WORK ORDER -
Go through the listing below and show each line that has the word "true".

____ DATA TO PROCESS

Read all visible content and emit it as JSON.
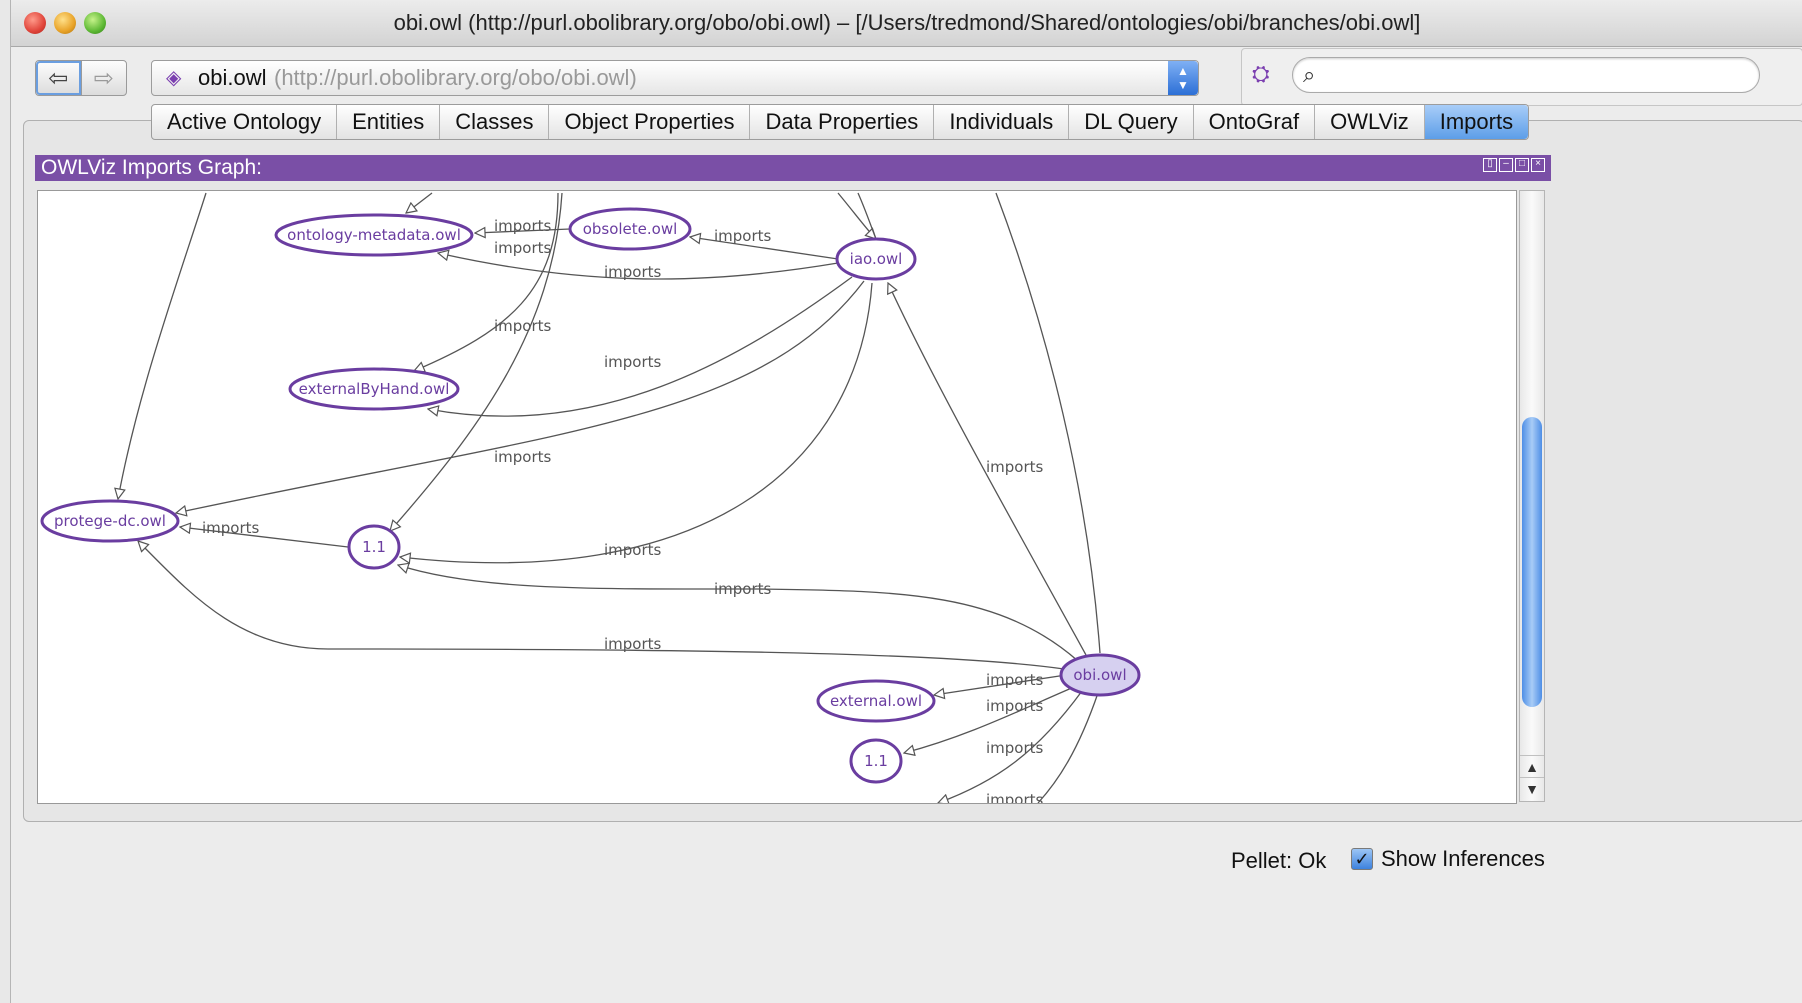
{
  "window": {
    "title": "obi.owl (http://purl.obolibrary.org/obo/obi.owl) – [/Users/tredmond/Shared/ontologies/obi/branches/obi.owl]"
  },
  "toolbar": {
    "back_icon": "back-arrow-icon",
    "forward_icon": "forward-arrow-icon",
    "ontology_name": "obi.owl",
    "ontology_iri": "(http://purl.obolibrary.org/obo/obi.owl)",
    "search_placeholder": ""
  },
  "tabs": [
    {
      "label": "Active Ontology",
      "active": false
    },
    {
      "label": "Entities",
      "active": false
    },
    {
      "label": "Classes",
      "active": false
    },
    {
      "label": "Object Properties",
      "active": false
    },
    {
      "label": "Data Properties",
      "active": false
    },
    {
      "label": "Individuals",
      "active": false
    },
    {
      "label": "DL Query",
      "active": false
    },
    {
      "label": "OntoGraf",
      "active": false
    },
    {
      "label": "OWLViz",
      "active": false
    },
    {
      "label": "Imports",
      "active": true
    }
  ],
  "view": {
    "title": "OWLViz Imports Graph:"
  },
  "graph": {
    "edge_label": "imports",
    "nodes": {
      "ontology_metadata": "ontology-metadata.owl",
      "obsolete": "obsolete.owl",
      "iao": "iao.owl",
      "external_by_hand": "externalByHand.owl",
      "protege_dc": "protege-dc.owl",
      "v11_top": "1.1",
      "obi": "obi.owl",
      "external": "external.owl",
      "v11_bottom": "1.1"
    },
    "colors": {
      "node_stroke": "#6a3da0",
      "selected_fill": "#d6d0f0",
      "edge": "#555555"
    }
  },
  "status": {
    "reasoner": "Pellet: Ok",
    "show_inferences_label": "Show Inferences",
    "show_inferences_checked": true
  }
}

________

EXERCISE RESULT -
      "active": true
    "show_inferences_checked": true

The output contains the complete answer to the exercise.